Prompt: Repeat each line of the material below without change.

Provided material:
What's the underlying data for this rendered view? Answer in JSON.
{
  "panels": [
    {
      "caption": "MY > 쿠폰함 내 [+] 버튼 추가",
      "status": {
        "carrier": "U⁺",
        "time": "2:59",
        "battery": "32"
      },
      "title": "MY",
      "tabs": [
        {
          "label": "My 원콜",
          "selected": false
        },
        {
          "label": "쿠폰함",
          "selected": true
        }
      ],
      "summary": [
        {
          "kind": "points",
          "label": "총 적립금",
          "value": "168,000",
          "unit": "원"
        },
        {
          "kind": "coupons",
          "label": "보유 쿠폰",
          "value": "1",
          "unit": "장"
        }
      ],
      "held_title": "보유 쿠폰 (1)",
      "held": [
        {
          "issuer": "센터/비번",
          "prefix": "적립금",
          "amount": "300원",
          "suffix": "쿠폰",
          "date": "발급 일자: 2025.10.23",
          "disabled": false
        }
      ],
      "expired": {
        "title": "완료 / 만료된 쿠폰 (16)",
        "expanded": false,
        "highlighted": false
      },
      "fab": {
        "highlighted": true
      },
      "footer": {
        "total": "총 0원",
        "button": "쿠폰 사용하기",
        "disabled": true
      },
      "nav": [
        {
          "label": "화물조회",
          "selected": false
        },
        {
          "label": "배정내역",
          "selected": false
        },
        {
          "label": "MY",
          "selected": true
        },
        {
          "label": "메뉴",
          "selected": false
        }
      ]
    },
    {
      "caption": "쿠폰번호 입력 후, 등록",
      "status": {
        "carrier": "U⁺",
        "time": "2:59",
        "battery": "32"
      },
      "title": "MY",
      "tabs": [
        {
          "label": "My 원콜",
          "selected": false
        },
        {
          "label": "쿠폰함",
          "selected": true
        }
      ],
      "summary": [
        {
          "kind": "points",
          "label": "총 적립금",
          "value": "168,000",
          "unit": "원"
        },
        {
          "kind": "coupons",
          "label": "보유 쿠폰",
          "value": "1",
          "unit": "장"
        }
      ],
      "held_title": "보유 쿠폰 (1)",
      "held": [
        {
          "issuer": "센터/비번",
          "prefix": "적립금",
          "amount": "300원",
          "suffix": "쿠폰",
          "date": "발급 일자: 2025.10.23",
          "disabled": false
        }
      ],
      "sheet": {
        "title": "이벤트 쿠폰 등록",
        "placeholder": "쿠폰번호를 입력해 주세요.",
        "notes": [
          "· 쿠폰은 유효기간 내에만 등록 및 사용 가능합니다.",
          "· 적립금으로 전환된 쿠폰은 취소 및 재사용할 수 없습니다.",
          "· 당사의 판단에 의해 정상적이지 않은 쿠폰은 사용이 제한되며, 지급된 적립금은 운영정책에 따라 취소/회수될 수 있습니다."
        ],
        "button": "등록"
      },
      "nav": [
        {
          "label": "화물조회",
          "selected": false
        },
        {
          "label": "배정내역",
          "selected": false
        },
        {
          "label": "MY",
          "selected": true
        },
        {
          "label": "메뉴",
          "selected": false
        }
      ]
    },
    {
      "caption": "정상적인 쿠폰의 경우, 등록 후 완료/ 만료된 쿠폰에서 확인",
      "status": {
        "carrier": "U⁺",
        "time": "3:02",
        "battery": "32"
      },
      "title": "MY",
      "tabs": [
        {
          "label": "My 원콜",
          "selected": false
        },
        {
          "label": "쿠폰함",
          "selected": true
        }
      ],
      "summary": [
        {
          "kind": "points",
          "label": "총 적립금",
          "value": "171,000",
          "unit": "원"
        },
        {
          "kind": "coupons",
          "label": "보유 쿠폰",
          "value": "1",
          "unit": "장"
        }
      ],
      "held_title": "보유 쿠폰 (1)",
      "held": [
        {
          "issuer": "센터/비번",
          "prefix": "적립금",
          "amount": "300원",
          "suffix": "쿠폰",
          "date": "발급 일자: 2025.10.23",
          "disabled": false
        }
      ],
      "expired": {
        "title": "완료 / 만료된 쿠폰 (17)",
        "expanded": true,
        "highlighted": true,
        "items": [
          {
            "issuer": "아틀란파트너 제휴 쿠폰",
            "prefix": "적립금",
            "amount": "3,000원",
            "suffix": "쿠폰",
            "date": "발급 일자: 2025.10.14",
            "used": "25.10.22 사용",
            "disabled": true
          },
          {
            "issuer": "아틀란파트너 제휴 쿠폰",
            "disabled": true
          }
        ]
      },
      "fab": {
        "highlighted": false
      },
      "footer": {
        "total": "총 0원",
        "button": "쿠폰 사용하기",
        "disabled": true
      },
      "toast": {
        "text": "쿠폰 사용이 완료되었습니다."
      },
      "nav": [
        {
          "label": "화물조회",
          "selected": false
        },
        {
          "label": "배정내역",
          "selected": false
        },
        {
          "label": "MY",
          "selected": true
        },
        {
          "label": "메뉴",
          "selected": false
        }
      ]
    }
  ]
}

Answer section:
What's the underlying data for this rendered view? Answer in JSON.
{
  "panels": [
    {
      "caption": "MY > 쿠폰함 내 [+] 버튼 추가",
      "status": {
        "carrier": "U⁺",
        "time": "2:59",
        "battery": "32"
      },
      "title": "MY",
      "tabs": [
        {
          "label": "My 원콜",
          "selected": false
        },
        {
          "label": "쿠폰함",
          "selected": true
        }
      ],
      "summary": [
        {
          "kind": "points",
          "label": "총 적립금",
          "value": "168,000",
          "unit": "원"
        },
        {
          "kind": "coupons",
          "label": "보유 쿠폰",
          "value": "1",
          "unit": "장"
        }
      ],
      "held_title": "보유 쿠폰 (1)",
      "held": [
        {
          "issuer": "센터/비번",
          "prefix": "적립금",
          "amount": "300원",
          "suffix": "쿠폰",
          "date": "발급 일자: 2025.10.23",
          "disabled": false
        }
      ],
      "expired": {
        "title": "완료 / 만료된 쿠폰 (16)",
        "expanded": false,
        "highlighted": false
      },
      "fab": {
        "highlighted": true
      },
      "footer": {
        "total": "총 0원",
        "button": "쿠폰 사용하기",
        "disabled": true
      },
      "nav": [
        {
          "label": "화물조회",
          "selected": false
        },
        {
          "label": "배정내역",
          "selected": false
        },
        {
          "label": "MY",
          "selected": true
        },
        {
          "label": "메뉴",
          "selected": false
        }
      ]
    },
    {
      "caption": "쿠폰번호 입력 후, 등록",
      "status": {
        "carrier": "U⁺",
        "time": "2:59",
        "battery": "32"
      },
      "title": "MY",
      "tabs": [
        {
          "label": "My 원콜",
          "selected": false
        },
        {
          "label": "쿠폰함",
          "selected": true
        }
      ],
      "summary": [
        {
          "kind": "points",
          "label": "총 적립금",
          "value": "168,000",
          "unit": "원"
        },
        {
          "kind": "coupons",
          "label": "보유 쿠폰",
          "value": "1",
          "unit": "장"
        }
      ],
      "held_title": "보유 쿠폰 (1)",
      "held": [
        {
          "issuer": "센터/비번",
          "prefix": "적립금",
          "amount": "300원",
          "suffix": "쿠폰",
          "date": "발급 일자: 2025.10.23",
          "disabled": false
        }
      ],
      "sheet": {
        "title": "이벤트 쿠폰 등록",
        "placeholder": "쿠폰번호를 입력해 주세요.",
        "notes": [
          "· 쿠폰은 유효기간 내에만 등록 및 사용 가능합니다.",
          "· 적립금으로 전환된 쿠폰은 취소 및 재사용할 수 없습니다.",
          "· 당사의 판단에 의해 정상적이지 않은 쿠폰은 사용이 제한되며, 지급된 적립금은 운영정책에 따라 취소/회수될 수 있습니다."
        ],
        "button": "등록"
      },
      "nav": [
        {
          "label": "화물조회",
          "selected": false
        },
        {
          "label": "배정내역",
          "selected": false
        },
        {
          "label": "MY",
          "selected": true
        },
        {
          "label": "메뉴",
          "selected": false
        }
      ]
    },
    {
      "caption": "정상적인 쿠폰의 경우, 등록 후 완료/ 만료된 쿠폰에서 확인",
      "status": {
        "carrier": "U⁺",
        "time": "3:02",
        "battery": "32"
      },
      "title": "MY",
      "tabs": [
        {
          "label": "My 원콜",
          "selected": false
        },
        {
          "label": "쿠폰함",
          "selected": true
        }
      ],
      "summary": [
        {
          "kind": "points",
          "label": "총 적립금",
          "value": "171,000",
          "unit": "원"
        },
        {
          "kind": "coupons",
          "label": "보유 쿠폰",
          "value": "1",
          "unit": "장"
        }
      ],
      "held_title": "보유 쿠폰 (1)",
      "held": [
        {
          "issuer": "센터/비번",
          "prefix": "적립금",
          "amount": "300원",
          "suffix": "쿠폰",
          "date": "발급 일자: 2025.10.23",
          "disabled": false
        }
      ],
      "expired": {
        "title": "완료 / 만료된 쿠폰 (17)",
        "expanded": true,
        "highlighted": true,
        "items": [
          {
            "issuer": "아틀란파트너 제휴 쿠폰",
            "prefix": "적립금",
            "amount": "3,000원",
            "suffix": "쿠폰",
            "date": "발급 일자: 2025.10.14",
            "used": "25.10.22 사용",
            "disabled": true
          },
          {
            "issuer": "아틀란파트너 제휴 쿠폰",
            "disabled": true
          }
        ]
      },
      "fab": {
        "highlighted": false
      },
      "footer": {
        "total": "총 0원",
        "button": "쿠폰 사용하기",
        "disabled": true
      },
      "toast": {
        "text": "쿠폰 사용이 완료되었습니다."
      },
      "nav": [
        {
          "label": "화물조회",
          "selected": false
        },
        {
          "label": "배정내역",
          "selected": false
        },
        {
          "label": "MY",
          "selected": true
        },
        {
          "label": "메뉴",
          "selected": false
        }
      ]
    }
  ]
}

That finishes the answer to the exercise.